-- EXTRACTED MATERIAL follows --

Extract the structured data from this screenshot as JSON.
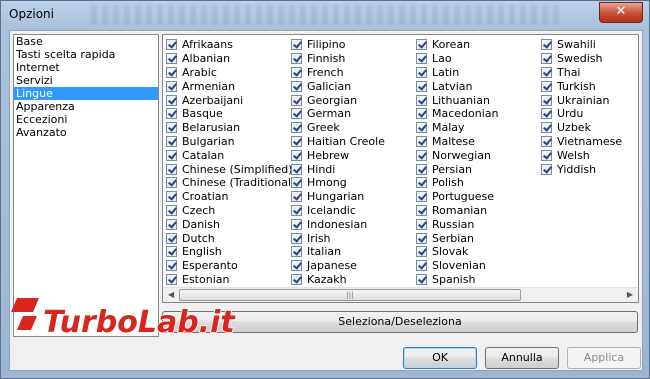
{
  "window": {
    "title": "Opzioni",
    "close_glyph": "✕"
  },
  "sidebar": {
    "items": [
      {
        "label": "Base",
        "selected": false
      },
      {
        "label": "Tasti scelta rapida",
        "selected": false
      },
      {
        "label": "Internet",
        "selected": false
      },
      {
        "label": "Servizi",
        "selected": false
      },
      {
        "label": "Lingue",
        "selected": true
      },
      {
        "label": "Apparenza",
        "selected": false
      },
      {
        "label": "Eccezioni",
        "selected": false
      },
      {
        "label": "Avanzato",
        "selected": false
      }
    ]
  },
  "languages": {
    "columns": [
      [
        "Afrikaans",
        "Albanian",
        "Arabic",
        "Armenian",
        "Azerbaijani",
        "Basque",
        "Belarusian",
        "Bulgarian",
        "Catalan",
        "Chinese (Simplified)",
        "Chinese (Traditional)",
        "Croatian",
        "Czech",
        "Danish",
        "Dutch",
        "English",
        "Esperanto",
        "Estonian"
      ],
      [
        "Filipino",
        "Finnish",
        "French",
        "Galician",
        "Georgian",
        "German",
        "Greek",
        "Haitian Creole",
        "Hebrew",
        "Hindi",
        "Hmong",
        "Hungarian",
        "Icelandic",
        "Indonesian",
        "Irish",
        "Italian",
        "Japanese",
        "Kazakh"
      ],
      [
        "Korean",
        "Lao",
        "Latin",
        "Latvian",
        "Lithuanian",
        "Macedonian",
        "Malay",
        "Maltese",
        "Norwegian",
        "Persian",
        "Polish",
        "Portuguese",
        "Romanian",
        "Russian",
        "Serbian",
        "Slovak",
        "Slovenian",
        "Spanish"
      ],
      [
        "Swahili",
        "Swedish",
        "Thai",
        "Turkish",
        "Ukrainian",
        "Urdu",
        "Uzbek",
        "Vietnamese",
        "Welsh",
        "Yiddish"
      ]
    ],
    "all_checked": true
  },
  "buttons": {
    "select_toggle": "Seleziona/Deseleziona",
    "ok": "OK",
    "cancel": "Annulla",
    "apply": "Applica"
  },
  "watermark": {
    "text": "TurboLab.it"
  },
  "colors": {
    "selection": "#3399ff",
    "watermark_red": "#d7261e"
  }
}
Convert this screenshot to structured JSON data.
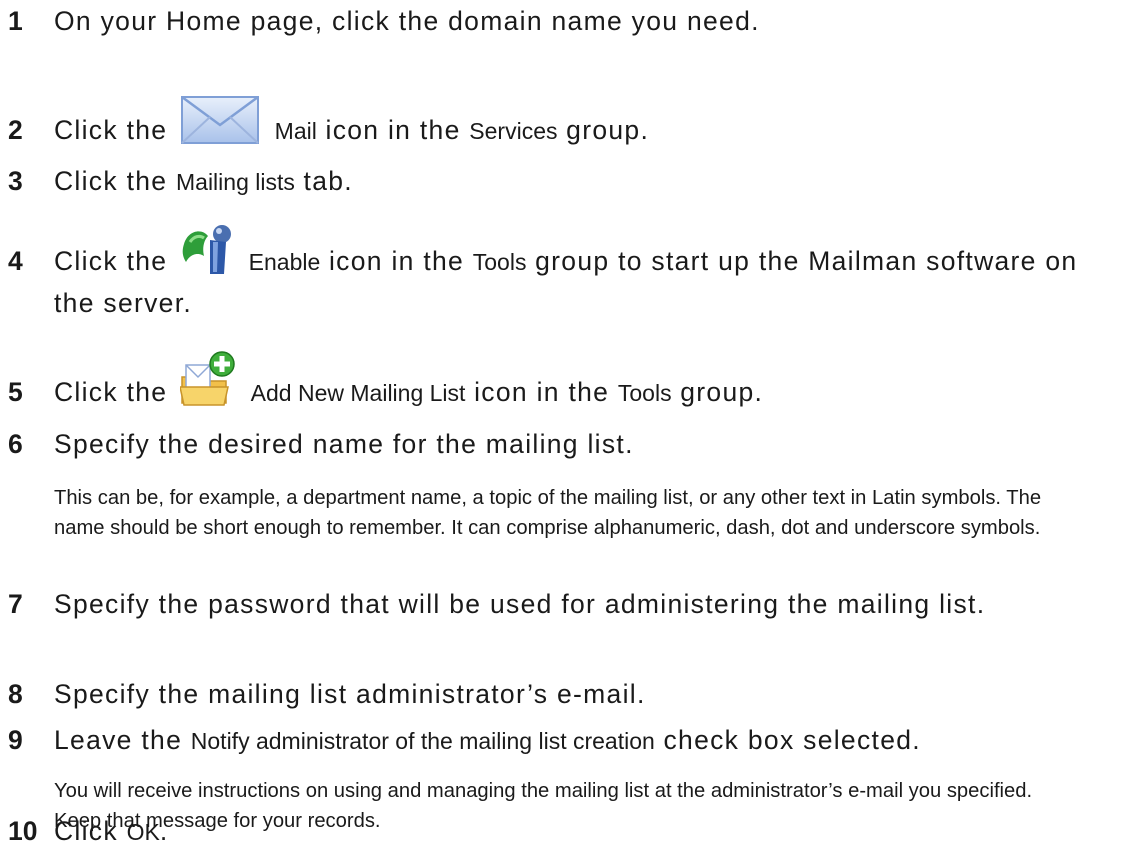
{
  "steps": [
    {
      "num": "1",
      "text": "On your Home page, click the domain name you need."
    },
    {
      "num": "2",
      "pre": "Click the",
      "ui1": "Mail",
      "mid": "icon in the",
      "ui2": "Services",
      "post": "group.",
      "icon": "mail-envelope-icon"
    },
    {
      "num": "3",
      "pre": "Click the",
      "ui1": "Mailing lists",
      "post": "tab."
    },
    {
      "num": "4",
      "pre": "Click the",
      "ui1": "Enable",
      "mid": "icon in the",
      "ui2": "Tools",
      "post": "group to start up the Mailman software on the server.",
      "icon": "enable-mailman-icon"
    },
    {
      "num": "5",
      "pre": "Click the",
      "ui1": "Add New Mailing List",
      "mid": "icon in the",
      "ui2": "Tools",
      "post": "group.",
      "icon": "add-folder-icon"
    },
    {
      "num": "6",
      "text": "Specify the desired name for the mailing list."
    },
    {
      "num": "7",
      "text": "Specify the password that will be used for administering the mailing list."
    },
    {
      "num": "8",
      "text": "Specify the mailing list administrator’s e-mail."
    },
    {
      "num": "9",
      "pre": "Leave the",
      "ui1": "Notify administrator of the mailing list creation",
      "post": "check box selected."
    },
    {
      "num": "10",
      "pre": "Click",
      "ui1": "OK",
      "post": "."
    }
  ],
  "notes": {
    "step6": "This can be, for example, a department name, a topic of the mailing list, or any other text in Latin symbols. The name should be short enough to remember. It can comprise alphanumeric, dash, dot and underscore symbols.",
    "step9": "You will receive instructions on using and managing the mailing list at the administrator’s e-mail you specified. Keep that message for your records."
  }
}
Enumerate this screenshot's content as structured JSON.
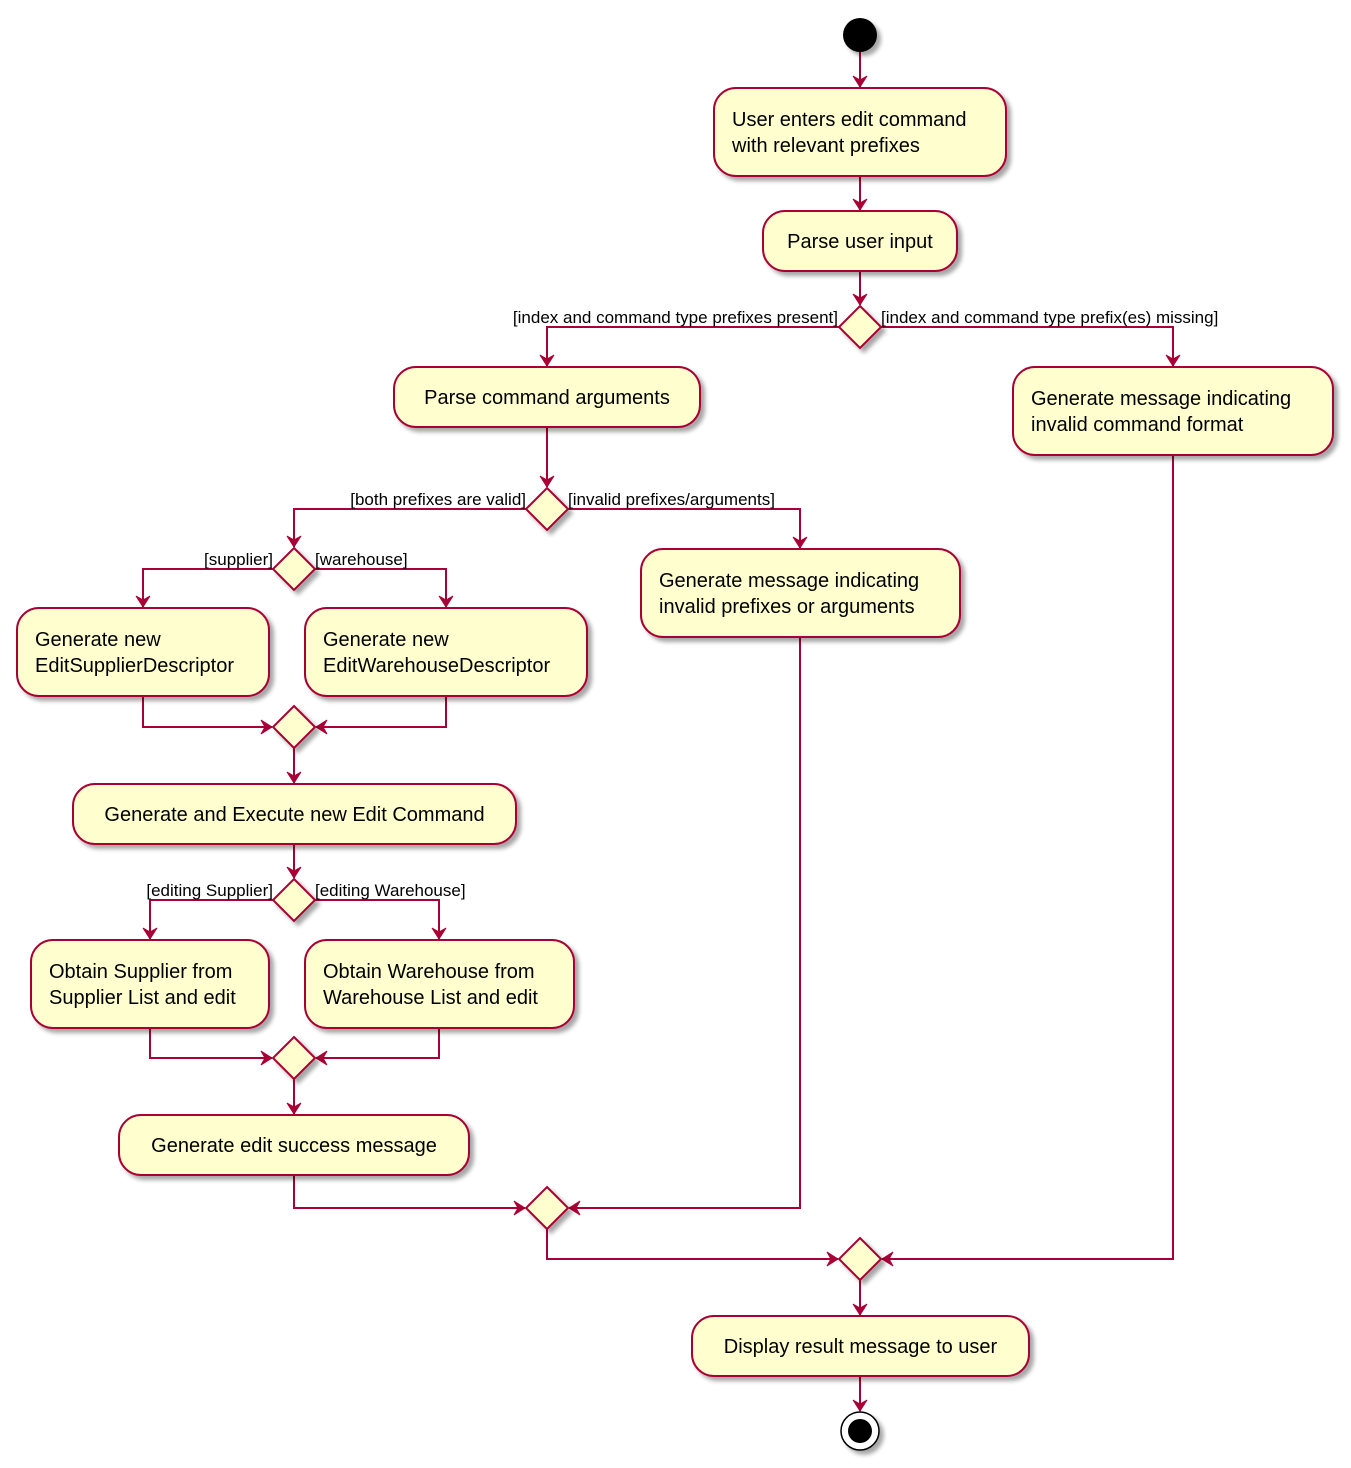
{
  "colors": {
    "border": "#A80036",
    "fill": "#FEFECE",
    "shadow": "#b5b5b5",
    "node": "#000000"
  },
  "activities": {
    "enter_cmd": [
      "User enters edit command",
      "with relevant prefixes"
    ],
    "parse_input": [
      "Parse user input"
    ],
    "parse_args": [
      "Parse command arguments"
    ],
    "invalid_format": [
      "Generate message indicating",
      "invalid command format"
    ],
    "invalid_args": [
      "Generate message indicating",
      "invalid prefixes or arguments"
    ],
    "supplier_desc": [
      "Generate new",
      "EditSupplierDescriptor"
    ],
    "warehouse_desc": [
      "Generate new",
      "EditWarehouseDescriptor"
    ],
    "execute": [
      "Generate and Execute new Edit Command"
    ],
    "obtain_supplier": [
      "Obtain Supplier from",
      "Supplier List and edit"
    ],
    "obtain_warehouse": [
      "Obtain Warehouse from",
      "Warehouse List and edit"
    ],
    "success": [
      "Generate edit success message"
    ],
    "display": [
      "Display result message to user"
    ]
  },
  "guards": {
    "prefixes_present": "[index and command type prefixes present]",
    "prefixes_missing": "[index and command type prefix(es) missing]",
    "both_valid": "[both prefixes are valid]",
    "invalid_args": "[invalid prefixes/arguments]",
    "supplier": "[supplier]",
    "warehouse": "[warehouse]",
    "editing_supplier": "[editing Supplier]",
    "editing_warehouse": "[editing Warehouse]"
  }
}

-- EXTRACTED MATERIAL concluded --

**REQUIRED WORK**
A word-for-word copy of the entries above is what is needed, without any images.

**SOLUTION TO THE PROBLEM**
Extract the structured data from this screenshot as JSON.
{
  "window": {
    "title": "Opzioni",
    "close_glyph": "✕"
  },
  "sidebar": {
    "items": [
      {
        "label": "Base",
        "selected": false
      },
      {
        "label": "Tasti scelta rapida",
        "selected": false
      },
      {
        "label": "Internet",
        "selected": false
      },
      {
        "label": "Servizi",
        "selected": false
      },
      {
        "label": "Lingue",
        "selected": true
      },
      {
        "label": "Apparenza",
        "selected": false
      },
      {
        "label": "Eccezioni",
        "selected": false
      },
      {
        "label": "Avanzato",
        "selected": false
      }
    ]
  },
  "languages": {
    "columns": [
      [
        "Afrikaans",
        "Albanian",
        "Arabic",
        "Armenian",
        "Azerbaijani",
        "Basque",
        "Belarusian",
        "Bulgarian",
        "Catalan",
        "Chinese (Simplified)",
        "Chinese (Traditional)",
        "Croatian",
        "Czech",
        "Danish",
        "Dutch",
        "English",
        "Esperanto",
        "Estonian"
      ],
      [
        "Filipino",
        "Finnish",
        "French",
        "Galician",
        "Georgian",
        "German",
        "Greek",
        "Haitian Creole",
        "Hebrew",
        "Hindi",
        "Hmong",
        "Hungarian",
        "Icelandic",
        "Indonesian",
        "Irish",
        "Italian",
        "Japanese",
        "Kazakh"
      ],
      [
        "Korean",
        "Lao",
        "Latin",
        "Latvian",
        "Lithuanian",
        "Macedonian",
        "Malay",
        "Maltese",
        "Norwegian",
        "Persian",
        "Polish",
        "Portuguese",
        "Romanian",
        "Russian",
        "Serbian",
        "Slovak",
        "Slovenian",
        "Spanish"
      ],
      [
        "Swahili",
        "Swedish",
        "Thai",
        "Turkish",
        "Ukrainian",
        "Urdu",
        "Uzbek",
        "Vietnamese",
        "Welsh",
        "Yiddish"
      ]
    ],
    "all_checked": true
  },
  "buttons": {
    "select_toggle": "Seleziona/Deseleziona",
    "ok": "OK",
    "cancel": "Annulla",
    "apply": "Applica"
  },
  "watermark": {
    "text": "TurboLab.it"
  },
  "colors": {
    "selection": "#3399ff",
    "watermark_red": "#d7261e"
  }
}
Convert this screenshot to structured JSON data.
{
  "steps": [
    {
      "num": "1",
      "text": "On your Home page, click the domain name you need."
    },
    {
      "num": "2",
      "pre": "Click the",
      "ui1": "Mail",
      "mid": "icon in the",
      "ui2": "Services",
      "post": "group.",
      "icon": "mail-envelope-icon"
    },
    {
      "num": "3",
      "pre": "Click the",
      "ui1": "Mailing lists",
      "post": "tab."
    },
    {
      "num": "4",
      "pre": "Click the",
      "ui1": "Enable",
      "mid": "icon in the",
      "ui2": "Tools",
      "post": "group to start up the Mailman software on the server.",
      "icon": "enable-mailman-icon"
    },
    {
      "num": "5",
      "pre": "Click the",
      "ui1": "Add New Mailing List",
      "mid": "icon in the",
      "ui2": "Tools",
      "post": "group.",
      "icon": "add-folder-icon"
    },
    {
      "num": "6",
      "text": "Specify the desired name for the mailing list."
    },
    {
      "num": "7",
      "text": "Specify the password that will be used for administering the mailing list."
    },
    {
      "num": "8",
      "text": "Specify the mailing list administrator’s e-mail."
    },
    {
      "num": "9",
      "pre": "Leave the",
      "ui1": "Notify administrator of the mailing list creation",
      "post": "check box selected."
    },
    {
      "num": "10",
      "pre": "Click",
      "ui1": "OK",
      "post": "."
    }
  ],
  "notes": {
    "step6": "This can be, for example, a department name, a topic of the mailing list, or any other text in Latin symbols. The name should be short enough to remember. It can comprise alphanumeric, dash, dot and underscore symbols.",
    "step9": "You will receive instructions on using and managing the mailing list at the administrator’s e-mail you specified. Keep that message for your records."
  }
}
Enumerate this screenshot's content as structured JSON.
{
  "colors": {
    "border": "#A80036",
    "fill": "#FEFECE",
    "shadow": "#b5b5b5",
    "node": "#000000"
  },
  "activities": {
    "enter_cmd": [
      "User enters edit command",
      "with relevant prefixes"
    ],
    "parse_input": [
      "Parse user input"
    ],
    "parse_args": [
      "Parse command arguments"
    ],
    "invalid_format": [
      "Generate message indicating",
      "invalid command format"
    ],
    "invalid_args": [
      "Generate message indicating",
      "invalid prefixes or arguments"
    ],
    "supplier_desc": [
      "Generate new",
      "EditSupplierDescriptor"
    ],
    "warehouse_desc": [
      "Generate new",
      "EditWarehouseDescriptor"
    ],
    "execute": [
      "Generate and Execute new Edit Command"
    ],
    "obtain_supplier": [
      "Obtain Supplier from",
      "Supplier List and edit"
    ],
    "obtain_warehouse": [
      "Obtain Warehouse from",
      "Warehouse List and edit"
    ],
    "success": [
      "Generate edit success message"
    ],
    "display": [
      "Display result message to user"
    ]
  },
  "guards": {
    "prefixes_present": "[index and command type prefixes present]",
    "prefixes_missing": "[index and command type prefix(es) missing]",
    "both_valid": "[both prefixes are valid]",
    "invalid_args": "[invalid prefixes/arguments]",
    "supplier": "[supplier]",
    "warehouse": "[warehouse]",
    "editing_supplier": "[editing Supplier]",
    "editing_warehouse": "[editing Warehouse]"
  }
}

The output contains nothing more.